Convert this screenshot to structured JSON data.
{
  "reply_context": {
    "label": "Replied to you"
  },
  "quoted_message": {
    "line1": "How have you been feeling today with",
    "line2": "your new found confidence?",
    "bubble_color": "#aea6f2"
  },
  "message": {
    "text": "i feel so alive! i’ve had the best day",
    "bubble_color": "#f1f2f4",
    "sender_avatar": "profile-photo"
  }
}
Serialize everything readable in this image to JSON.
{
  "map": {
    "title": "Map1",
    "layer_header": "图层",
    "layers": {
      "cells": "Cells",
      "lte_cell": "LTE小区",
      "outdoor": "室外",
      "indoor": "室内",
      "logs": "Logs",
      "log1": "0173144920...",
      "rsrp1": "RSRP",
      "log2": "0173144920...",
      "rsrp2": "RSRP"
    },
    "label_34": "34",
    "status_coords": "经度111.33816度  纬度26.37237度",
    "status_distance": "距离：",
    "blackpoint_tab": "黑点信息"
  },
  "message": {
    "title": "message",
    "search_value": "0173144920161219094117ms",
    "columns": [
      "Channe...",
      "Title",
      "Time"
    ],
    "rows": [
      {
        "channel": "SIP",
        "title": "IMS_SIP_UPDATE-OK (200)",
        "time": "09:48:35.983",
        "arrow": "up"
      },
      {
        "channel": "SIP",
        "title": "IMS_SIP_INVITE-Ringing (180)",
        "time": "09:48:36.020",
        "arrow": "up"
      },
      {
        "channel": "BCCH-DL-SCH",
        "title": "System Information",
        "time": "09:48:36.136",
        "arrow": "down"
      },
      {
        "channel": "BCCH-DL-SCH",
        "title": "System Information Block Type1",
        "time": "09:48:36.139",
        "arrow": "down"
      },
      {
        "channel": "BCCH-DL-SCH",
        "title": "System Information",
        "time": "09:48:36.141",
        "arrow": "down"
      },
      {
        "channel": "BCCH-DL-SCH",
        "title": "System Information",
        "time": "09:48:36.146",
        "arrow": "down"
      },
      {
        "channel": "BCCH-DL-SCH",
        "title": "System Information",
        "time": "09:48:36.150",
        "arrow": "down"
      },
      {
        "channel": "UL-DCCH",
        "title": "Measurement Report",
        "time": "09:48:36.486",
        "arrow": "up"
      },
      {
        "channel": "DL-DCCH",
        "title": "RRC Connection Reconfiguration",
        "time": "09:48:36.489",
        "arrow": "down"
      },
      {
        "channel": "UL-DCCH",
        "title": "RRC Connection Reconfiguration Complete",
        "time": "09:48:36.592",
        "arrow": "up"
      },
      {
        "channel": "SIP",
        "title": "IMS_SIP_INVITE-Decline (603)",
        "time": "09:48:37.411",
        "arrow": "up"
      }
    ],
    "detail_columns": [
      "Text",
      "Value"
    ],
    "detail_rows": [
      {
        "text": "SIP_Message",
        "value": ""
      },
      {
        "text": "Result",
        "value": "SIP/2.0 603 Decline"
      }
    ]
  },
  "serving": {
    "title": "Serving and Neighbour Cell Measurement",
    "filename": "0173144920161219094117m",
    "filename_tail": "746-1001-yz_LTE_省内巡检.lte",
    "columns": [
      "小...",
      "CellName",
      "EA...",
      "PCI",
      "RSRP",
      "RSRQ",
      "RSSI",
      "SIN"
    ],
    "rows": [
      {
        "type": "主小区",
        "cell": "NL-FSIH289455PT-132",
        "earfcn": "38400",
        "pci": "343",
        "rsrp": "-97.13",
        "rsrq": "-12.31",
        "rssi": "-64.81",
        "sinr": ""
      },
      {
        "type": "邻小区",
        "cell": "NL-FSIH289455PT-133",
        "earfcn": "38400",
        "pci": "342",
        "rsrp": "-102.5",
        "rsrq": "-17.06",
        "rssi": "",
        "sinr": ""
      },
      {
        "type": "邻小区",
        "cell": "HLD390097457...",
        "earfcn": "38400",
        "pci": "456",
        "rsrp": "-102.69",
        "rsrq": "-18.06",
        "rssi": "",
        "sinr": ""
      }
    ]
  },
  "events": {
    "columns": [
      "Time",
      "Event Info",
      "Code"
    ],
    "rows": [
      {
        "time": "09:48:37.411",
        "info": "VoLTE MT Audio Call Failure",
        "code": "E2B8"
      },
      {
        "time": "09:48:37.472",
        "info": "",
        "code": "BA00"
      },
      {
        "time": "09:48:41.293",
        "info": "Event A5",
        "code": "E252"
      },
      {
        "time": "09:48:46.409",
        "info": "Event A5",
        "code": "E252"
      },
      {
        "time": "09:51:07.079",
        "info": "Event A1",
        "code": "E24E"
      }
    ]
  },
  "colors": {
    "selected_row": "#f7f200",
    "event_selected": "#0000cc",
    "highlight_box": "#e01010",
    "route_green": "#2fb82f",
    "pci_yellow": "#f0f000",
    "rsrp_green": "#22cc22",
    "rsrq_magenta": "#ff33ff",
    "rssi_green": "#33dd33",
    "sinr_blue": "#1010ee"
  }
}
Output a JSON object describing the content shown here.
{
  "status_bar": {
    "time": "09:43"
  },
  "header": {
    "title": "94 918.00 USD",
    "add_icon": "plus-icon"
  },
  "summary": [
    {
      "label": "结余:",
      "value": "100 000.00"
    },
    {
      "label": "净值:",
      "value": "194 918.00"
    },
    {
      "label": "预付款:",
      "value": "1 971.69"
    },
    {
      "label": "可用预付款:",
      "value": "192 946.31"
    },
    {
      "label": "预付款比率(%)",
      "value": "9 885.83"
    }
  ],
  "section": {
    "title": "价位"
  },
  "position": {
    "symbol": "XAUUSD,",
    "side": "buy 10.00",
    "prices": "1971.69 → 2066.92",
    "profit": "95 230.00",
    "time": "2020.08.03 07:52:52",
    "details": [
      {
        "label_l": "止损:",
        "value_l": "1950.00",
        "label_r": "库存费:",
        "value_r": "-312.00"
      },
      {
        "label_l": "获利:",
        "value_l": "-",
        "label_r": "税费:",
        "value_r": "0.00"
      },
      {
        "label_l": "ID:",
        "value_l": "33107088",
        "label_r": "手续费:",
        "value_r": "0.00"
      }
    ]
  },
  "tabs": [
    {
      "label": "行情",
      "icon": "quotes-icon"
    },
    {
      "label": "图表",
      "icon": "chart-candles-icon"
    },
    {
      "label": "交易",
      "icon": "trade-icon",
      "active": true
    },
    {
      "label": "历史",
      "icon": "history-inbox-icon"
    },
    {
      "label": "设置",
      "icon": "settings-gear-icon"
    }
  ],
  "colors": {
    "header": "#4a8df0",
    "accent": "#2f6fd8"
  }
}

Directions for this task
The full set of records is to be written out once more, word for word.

Reply to the task
Convert this screenshot to structured JSON data.
{
  "reply_context": {
    "label": "Replied to you"
  },
  "quoted_message": {
    "line1": "How have you been feeling today with",
    "line2": "your new found confidence?",
    "bubble_color": "#aea6f2"
  },
  "message": {
    "text": "i feel so alive! i’ve had the best day",
    "bubble_color": "#f1f2f4",
    "sender_avatar": "profile-photo"
  }
}
Serialize everything readable in this image to JSON.
{
  "map": {
    "title": "Map1",
    "layer_header": "图层",
    "layers": {
      "cells": "Cells",
      "lte_cell": "LTE小区",
      "outdoor": "室外",
      "indoor": "室内",
      "logs": "Logs",
      "log1": "0173144920...",
      "rsrp1": "RSRP",
      "log2": "0173144920...",
      "rsrp2": "RSRP"
    },
    "label_34": "34",
    "status_coords": "经度111.33816度  纬度26.37237度",
    "status_distance": "距离：",
    "blackpoint_tab": "黑点信息"
  },
  "message": {
    "title": "message",
    "search_value": "0173144920161219094117ms",
    "columns": [
      "Channe...",
      "Title",
      "Time"
    ],
    "rows": [
      {
        "channel": "SIP",
        "title": "IMS_SIP_UPDATE-OK (200)",
        "time": "09:48:35.983",
        "arrow": "up"
      },
      {
        "channel": "SIP",
        "title": "IMS_SIP_INVITE-Ringing (180)",
        "time": "09:48:36.020",
        "arrow": "up"
      },
      {
        "channel": "BCCH-DL-SCH",
        "title": "System Information",
        "time": "09:48:36.136",
        "arrow": "down"
      },
      {
        "channel": "BCCH-DL-SCH",
        "title": "System Information Block Type1",
        "time": "09:48:36.139",
        "arrow": "down"
      },
      {
        "channel": "BCCH-DL-SCH",
        "title": "System Information",
        "time": "09:48:36.141",
        "arrow": "down"
      },
      {
        "channel": "BCCH-DL-SCH",
        "title": "System Information",
        "time": "09:48:36.146",
        "arrow": "down"
      },
      {
        "channel": "BCCH-DL-SCH",
        "title": "System Information",
        "time": "09:48:36.150",
        "arrow": "down"
      },
      {
        "channel": "UL-DCCH",
        "title": "Measurement Report",
        "time": "09:48:36.486",
        "arrow": "up"
      },
      {
        "channel": "DL-DCCH",
        "title": "RRC Connection Reconfiguration",
        "time": "09:48:36.489",
        "arrow": "down"
      },
      {
        "channel": "UL-DCCH",
        "title": "RRC Connection Reconfiguration Complete",
        "time": "09:48:36.592",
        "arrow": "up"
      },
      {
        "channel": "SIP",
        "title": "IMS_SIP_INVITE-Decline (603)",
        "time": "09:48:37.411",
        "arrow": "up"
      }
    ],
    "detail_columns": [
      "Text",
      "Value"
    ],
    "detail_rows": [
      {
        "text": "SIP_Message",
        "value": ""
      },
      {
        "text": "Result",
        "value": "SIP/2.0 603 Decline"
      }
    ]
  },
  "serving": {
    "title": "Serving and Neighbour Cell Measurement",
    "filename": "0173144920161219094117m",
    "filename_tail": "746-1001-yz_LTE_省内巡检.lte",
    "columns": [
      "小...",
      "CellName",
      "EA...",
      "PCI",
      "RSRP",
      "RSRQ",
      "RSSI",
      "SIN"
    ],
    "rows": [
      {
        "type": "主小区",
        "cell": "NL-FSIH289455PT-132",
        "earfcn": "38400",
        "pci": "343",
        "rsrp": "-97.13",
        "rsrq": "-12.31",
        "rssi": "-64.81",
        "sinr": ""
      },
      {
        "type": "邻小区",
        "cell": "NL-FSIH289455PT-133",
        "earfcn": "38400",
        "pci": "342",
        "rsrp": "-102.5",
        "rsrq": "-17.06",
        "rssi": "",
        "sinr": ""
      },
      {
        "type": "邻小区",
        "cell": "HLD390097457...",
        "earfcn": "38400",
        "pci": "456",
        "rsrp": "-102.69",
        "rsrq": "-18.06",
        "rssi": "",
        "sinr": ""
      }
    ]
  },
  "events": {
    "columns": [
      "Time",
      "Event Info",
      "Code"
    ],
    "rows": [
      {
        "time": "09:48:37.411",
        "info": "VoLTE MT Audio Call Failure",
        "code": "E2B8"
      },
      {
        "time": "09:48:37.472",
        "info": "",
        "code": "BA00"
      },
      {
        "time": "09:48:41.293",
        "info": "Event A5",
        "code": "E252"
      },
      {
        "time": "09:48:46.409",
        "info": "Event A5",
        "code": "E252"
      },
      {
        "time": "09:51:07.079",
        "info": "Event A1",
        "code": "E24E"
      }
    ]
  },
  "colors": {
    "selected_row": "#f7f200",
    "event_selected": "#0000cc",
    "highlight_box": "#e01010",
    "route_green": "#2fb82f",
    "pci_yellow": "#f0f000",
    "rsrp_green": "#22cc22",
    "rsrq_magenta": "#ff33ff",
    "rssi_green": "#33dd33",
    "sinr_blue": "#1010ee"
  }
}
Output a JSON object describing the content shown here.
{
  "status_bar": {
    "time": "09:43"
  },
  "header": {
    "title": "94 918.00 USD",
    "add_icon": "plus-icon"
  },
  "summary": [
    {
      "label": "结余:",
      "value": "100 000.00"
    },
    {
      "label": "净值:",
      "value": "194 918.00"
    },
    {
      "label": "预付款:",
      "value": "1 971.69"
    },
    {
      "label": "可用预付款:",
      "value": "192 946.31"
    },
    {
      "label": "预付款比率(%)",
      "value": "9 885.83"
    }
  ],
  "section": {
    "title": "价位"
  },
  "position": {
    "symbol": "XAUUSD,",
    "side": "buy 10.00",
    "prices": "1971.69 → 2066.92",
    "profit": "95 230.00",
    "time": "2020.08.03 07:52:52",
    "details": [
      {
        "label_l": "止损:",
        "value_l": "1950.00",
        "label_r": "库存费:",
        "value_r": "-312.00"
      },
      {
        "label_l": "获利:",
        "value_l": "-",
        "label_r": "税费:",
        "value_r": "0.00"
      },
      {
        "label_l": "ID:",
        "value_l": "33107088",
        "label_r": "手续费:",
        "value_r": "0.00"
      }
    ]
  },
  "tabs": [
    {
      "label": "行情",
      "icon": "quotes-icon"
    },
    {
      "label": "图表",
      "icon": "chart-candles-icon"
    },
    {
      "label": "交易",
      "icon": "trade-icon",
      "active": true
    },
    {
      "label": "历史",
      "icon": "history-inbox-icon"
    },
    {
      "label": "设置",
      "icon": "settings-gear-icon"
    }
  ],
  "colors": {
    "header": "#4a8df0",
    "accent": "#2f6fd8"
  }
}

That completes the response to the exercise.